"We share the same chemistry with the universe, we share the same physics with the universe, and we share the same history with the universe," Herzog tells Inverse in an interview this week.
"So with trillions and trillions and trillions of stars out there, it's highly likely that somewhere there is some form of life."
The ideas of finding intelligent life beyond humanity and recreating how life formed on Earth tend to take the human imagination way beyond the scientific realm, as people struggle to attach meaning to their existence.
As a volcanologist, Oppenheimer notices a curious parallel in that sense between volcanos and meteorites. Both are connected to human culture — volcanoes often hold cultural significance for the communities that live around them, while the communities that have witnessed the fall of a meteorite also often attribute symbolism to the event.
"For me, that’s what’s fascinating about meteorites, their social phenomenon, they operate in social landscapes and they have a human significance way beyond their scientific importance," he says.
The film draws on examples from Western Australia, where a meteorite has left a large, well-preserved impact site known as the Wolfe Creek Crater. There, the indigenous community that lives around the crater has their own story of how the crater formed. Another example is the black stone placed inside a corner of the Kaaba, where Muslims perform annual pilgrimage in Mecca, Saudi Arabia. Some speculate that the stone is a fallen meteorite, although this is disputed.
"You often see people marveling at them," Oppenheimer says. "They’re such exotic rocks, I think there is a sense of wonder that we have about them."
Beyond cultural symbolism, meteorites also hold significance to the scientists that study them down on Earth. These relatively pristine signals from space are key to understanding the history of the cosmos.
While journeying through Antartica as part of the film, Oppenheimer met with scientists on the hunt for meteorites that have fallen over thousands of years on glaciers. In the cold, he wondered why they were so driven to find all the meteorites they could.
"They’ve found thousands, why do they need more?" Oppenheimer recalls asking himself. "It's because they’re looking for something they’ve never found before to unlock something about a time before the Solar System, or tell us about how the Earth formed as a planet," he says.
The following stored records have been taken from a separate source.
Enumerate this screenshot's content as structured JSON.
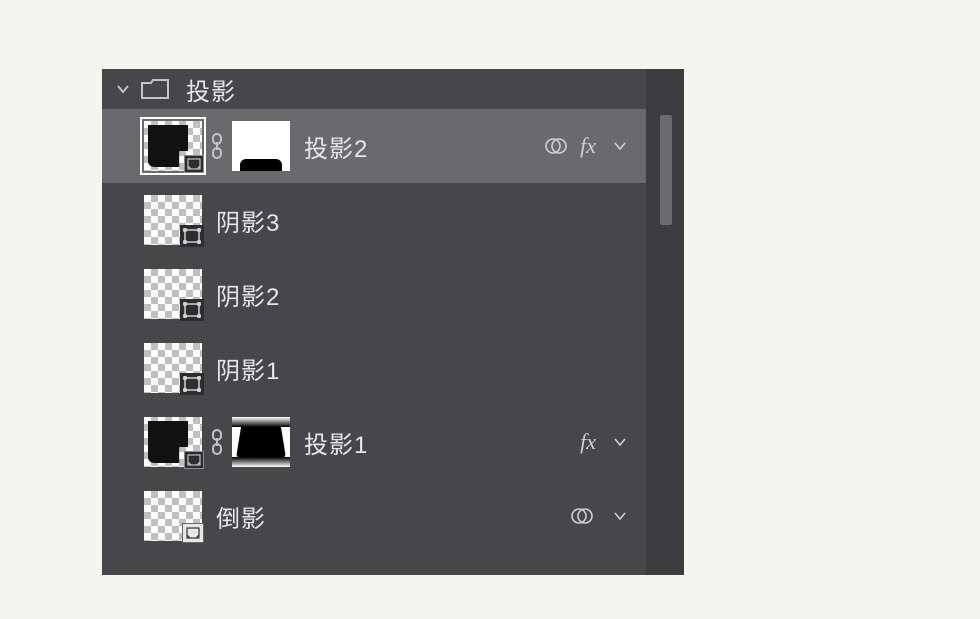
{
  "group": {
    "name": "投影",
    "expanded": true
  },
  "layers": [
    {
      "id": "proj2",
      "name": "投影2",
      "selected": true,
      "has_mask": true,
      "linked": true,
      "mask_kind": "white-blob",
      "thumb_kind": "black-c-checker",
      "smart": true,
      "blend_icon": true,
      "fx": true,
      "chevron": true
    },
    {
      "id": "shadow3",
      "name": "阴影3",
      "selected": false,
      "has_mask": false,
      "linked": false,
      "thumb_kind": "checker-shape",
      "smart": false
    },
    {
      "id": "shadow2",
      "name": "阴影2",
      "selected": false,
      "has_mask": false,
      "linked": false,
      "thumb_kind": "checker-shape",
      "smart": false
    },
    {
      "id": "shadow1",
      "name": "阴影1",
      "selected": false,
      "has_mask": false,
      "linked": false,
      "thumb_kind": "checker-shape",
      "smart": false
    },
    {
      "id": "proj1",
      "name": "投影1",
      "selected": false,
      "has_mask": true,
      "linked": true,
      "mask_kind": "black-round",
      "thumb_kind": "black-c-checker",
      "smart": true,
      "fx": true,
      "chevron": true
    },
    {
      "id": "reflect",
      "name": "倒影",
      "selected": false,
      "has_mask": false,
      "linked": false,
      "thumb_kind": "checker-smart",
      "smart": true,
      "blend_icon": true,
      "chevron": true
    }
  ]
}
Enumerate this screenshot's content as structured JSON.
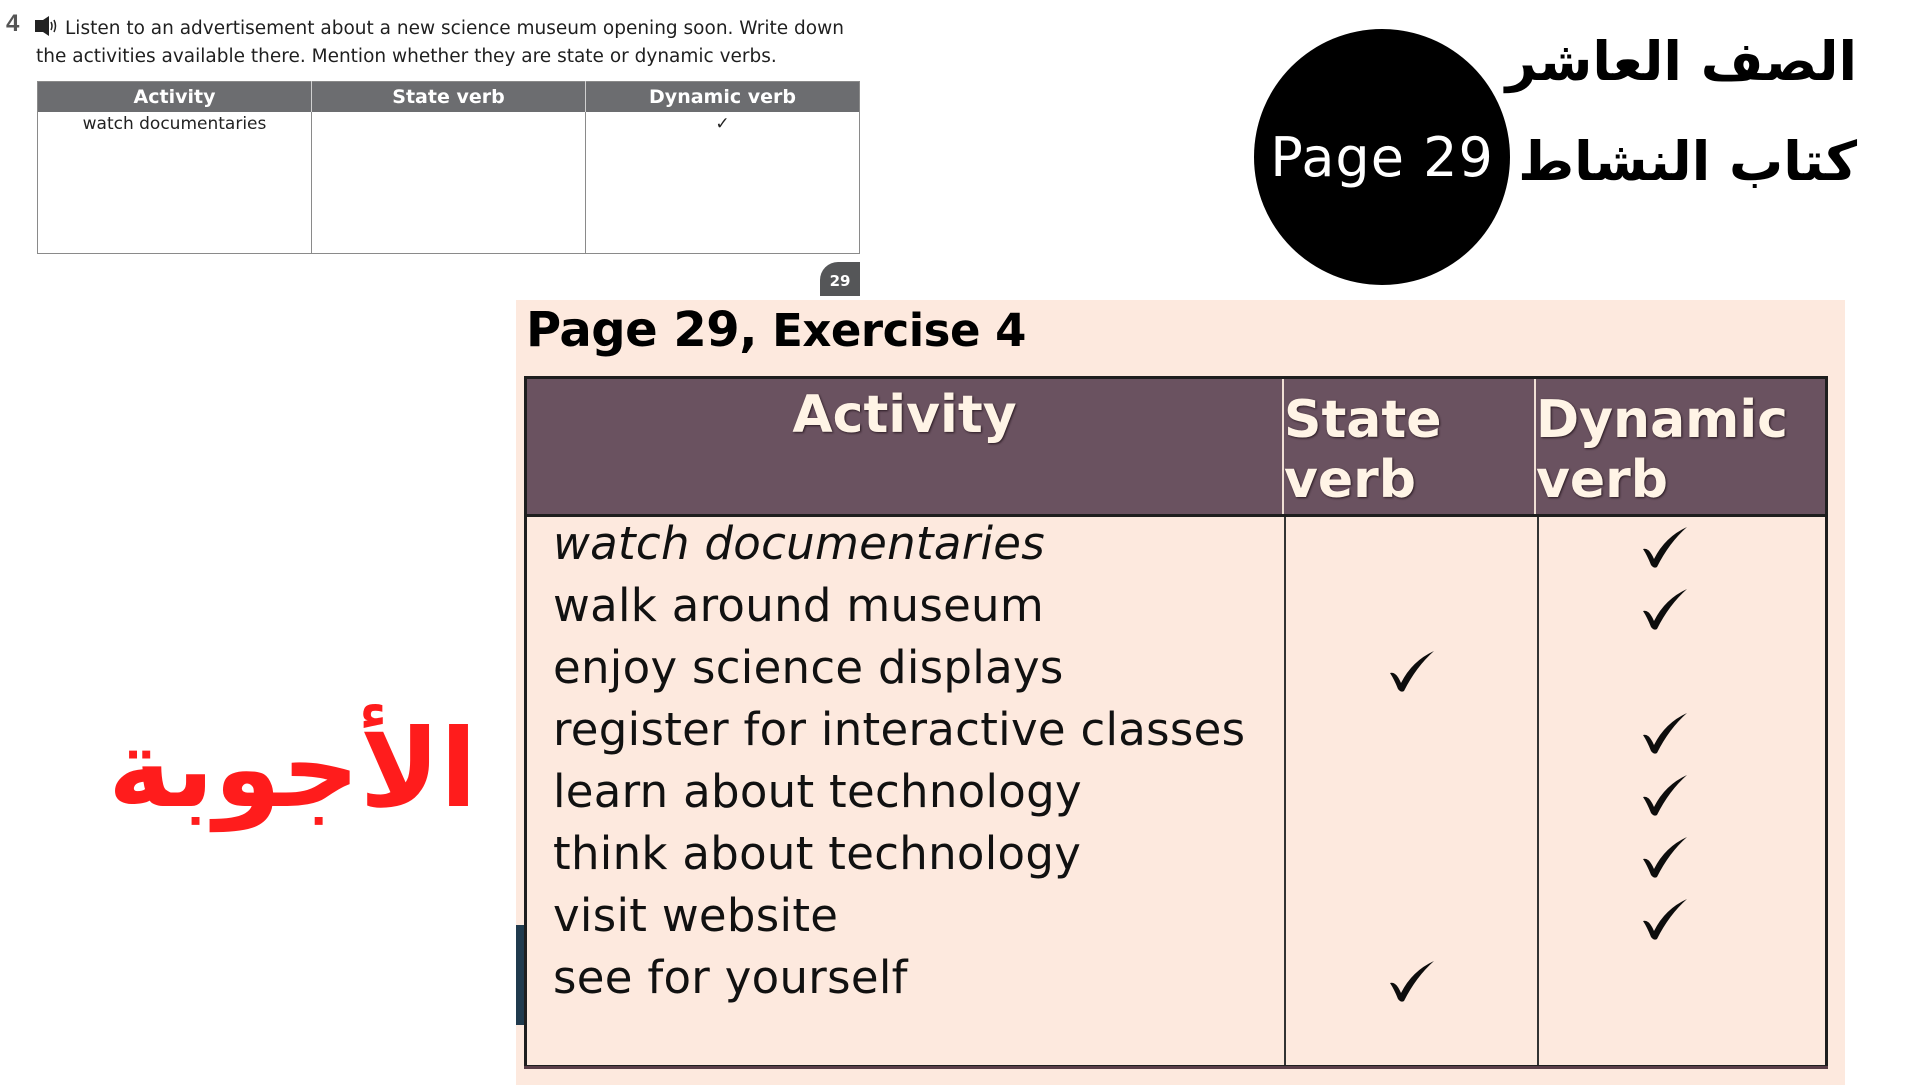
{
  "workbook": {
    "exercise_number": "4",
    "audio_icon": "speaker-icon",
    "instruction_line1": "Listen to an advertisement about a new science museum opening soon. Write down",
    "instruction_line2": "the activities available there. Mention whether they are state or dynamic verbs.",
    "table": {
      "headers": [
        "Activity",
        "State verb",
        "Dynamic verb"
      ],
      "example_row": {
        "activity": "watch documentaries",
        "state": "",
        "dynamic": "✓"
      }
    },
    "page_tab": "29"
  },
  "badge": {
    "label": "Page 29"
  },
  "arabic_titles": {
    "grade": "الصف العاشر",
    "book": "كتاب النشاط",
    "answers": "الأجوبة"
  },
  "answer_key": {
    "title_main": "Page 29,",
    "title_exercise": " Exercise 4",
    "headers": {
      "activity": "Activity",
      "state_line1": "State",
      "state_line2": "verb",
      "dynamic_line1": "Dynamic",
      "dynamic_line2": "verb"
    },
    "rows": [
      {
        "activity": "watch documentaries",
        "state": false,
        "dynamic": true,
        "italic": true
      },
      {
        "activity": "walk around museum",
        "state": false,
        "dynamic": true
      },
      {
        "activity": "enjoy science displays",
        "state": true,
        "dynamic": false
      },
      {
        "activity": "register for interactive classes",
        "state": false,
        "dynamic": true
      },
      {
        "activity": "learn about technology",
        "state": false,
        "dynamic": true
      },
      {
        "activity": "think about technology",
        "state": false,
        "dynamic": true
      },
      {
        "activity": "visit website",
        "state": false,
        "dynamic": true
      },
      {
        "activity": "see for yourself",
        "state": true,
        "dynamic": false
      }
    ]
  },
  "colors": {
    "header_bg": "#6a5260",
    "panel_bg": "#fde9de",
    "answers_red": "#ff1c1c",
    "workbook_header_bg": "#6c6d70"
  }
}
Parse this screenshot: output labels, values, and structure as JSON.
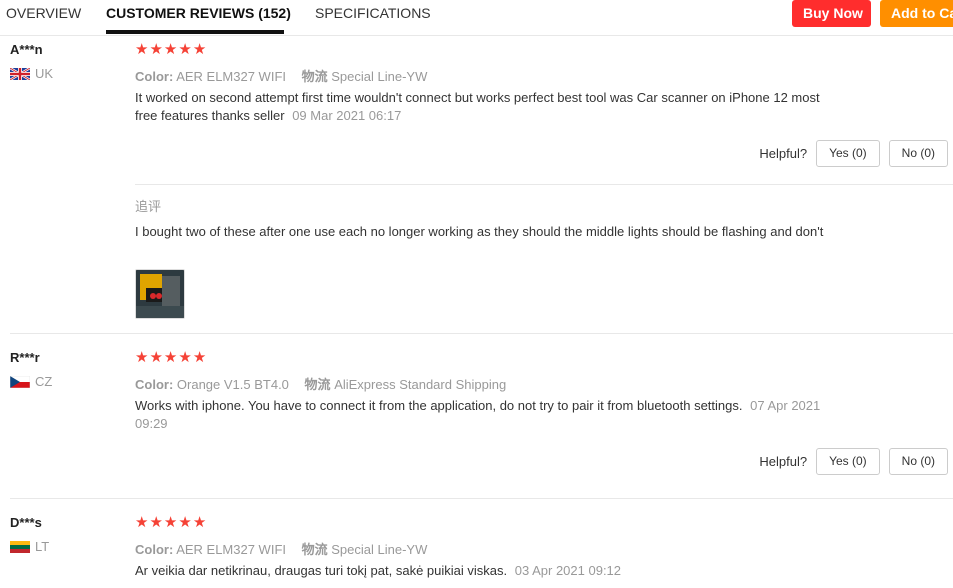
{
  "tabs": [
    "OVERVIEW",
    "CUSTOMER REVIEWS (152)",
    "SPECIFICATIONS"
  ],
  "buttons": {
    "buy_now": "Buy Now",
    "add_to_cart": "Add to Cart"
  },
  "colors": {
    "star": "#f54236",
    "buy_now": "#ff2d2d",
    "add_to_cart": "#ff8f00"
  },
  "helpful_label": "Helpful?",
  "color_label": "Color:",
  "shipping_label": "物流",
  "reviews": [
    {
      "user": "A***n",
      "country": "UK",
      "flag": "uk-flag",
      "stars": 5,
      "color": "AER ELM327 WIFI",
      "shipping": "Special Line-YW",
      "text": "It worked on second attempt first time wouldn't connect but works perfect best tool was Car scanner on iPhone 12 most free features thanks seller",
      "date": "09 Mar 2021 06:17",
      "yes": "Yes (0)",
      "no": "No (0)",
      "additional": {
        "title": "追评",
        "text": "I bought two of these after one use each no longer working as they should the middle lights should be flashing and don't"
      }
    },
    {
      "user": "R***r",
      "country": "CZ",
      "flag": "czech-flag",
      "stars": 5,
      "color": "Orange V1.5 BT4.0",
      "shipping": "AliExpress Standard Shipping",
      "text": "Works with iphone. You have to connect it from the application, do not try to pair it from bluetooth settings.",
      "date": "07 Apr 2021 09:29",
      "yes": "Yes (0)",
      "no": "No (0)"
    },
    {
      "user": "D***s",
      "country": "LT",
      "flag": "lithuania-flag",
      "stars": 5,
      "color": "AER ELM327 WIFI",
      "shipping": "Special Line-YW",
      "text": "Ar veikia dar netikrinau, draugas turi tokį pat, sakė puikiai viskas.",
      "date": "03 Apr 2021 09:12"
    }
  ]
}
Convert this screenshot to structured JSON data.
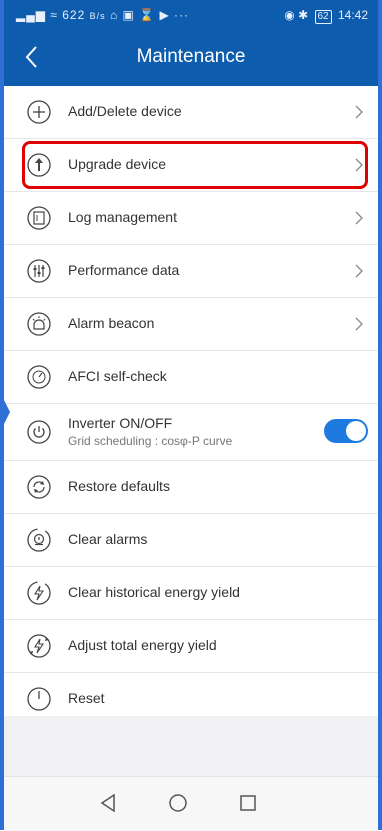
{
  "status_bar": {
    "left": "\"∙ıı ≈ 622 B/s …",
    "net_speed": "622",
    "net_unit": "B/s",
    "battery": "62",
    "time": "14:42"
  },
  "header": {
    "title": "Maintenance"
  },
  "menu": [
    {
      "label": "Add/Delete device",
      "icon": "plus-circle-icon"
    },
    {
      "label": "Upgrade device",
      "icon": "upload-arrow-icon"
    },
    {
      "label": "Log management",
      "icon": "document-icon"
    },
    {
      "label": "Performance data",
      "icon": "sliders-icon"
    },
    {
      "label": "Alarm beacon",
      "icon": "alarm-light-icon"
    },
    {
      "label": "AFCI self-check",
      "icon": "gauge-icon"
    },
    {
      "label": "Inverter ON/OFF",
      "sublabel": "Grid scheduling : cosφ-P curve",
      "icon": "power-icon",
      "toggle_on": true
    },
    {
      "label": "Restore defaults",
      "icon": "restore-icon"
    },
    {
      "label": "Clear alarms",
      "icon": "clear-alarm-icon"
    },
    {
      "label": "Clear historical energy yield",
      "icon": "lightning-icon"
    },
    {
      "label": "Adjust total energy yield",
      "icon": "lightning-adjust-icon"
    },
    {
      "label": "Reset",
      "icon": "reset-icon"
    }
  ],
  "colors": {
    "header": "#0d5cad",
    "accent": "#1f7ae0",
    "highlight": "#e00000"
  }
}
More than 50,000 meteorites have been found on Earth, and yet scientists are still learning more about our planet and the wider cosmos with each new piece discovered.
"A lot of this work is done on a microscopic scale, and yet from that deducing some of the biggest scale and deepest time secrets of the Solar System," Oppenheimer says.
- Read Inverse's full interview with Herzog where he discusses Star Wars, Rick and Morty, and the possible threat of asteroids to life on Earth.
- Fireball: Visitors From Darker Worlds is now streaming on Apple TV+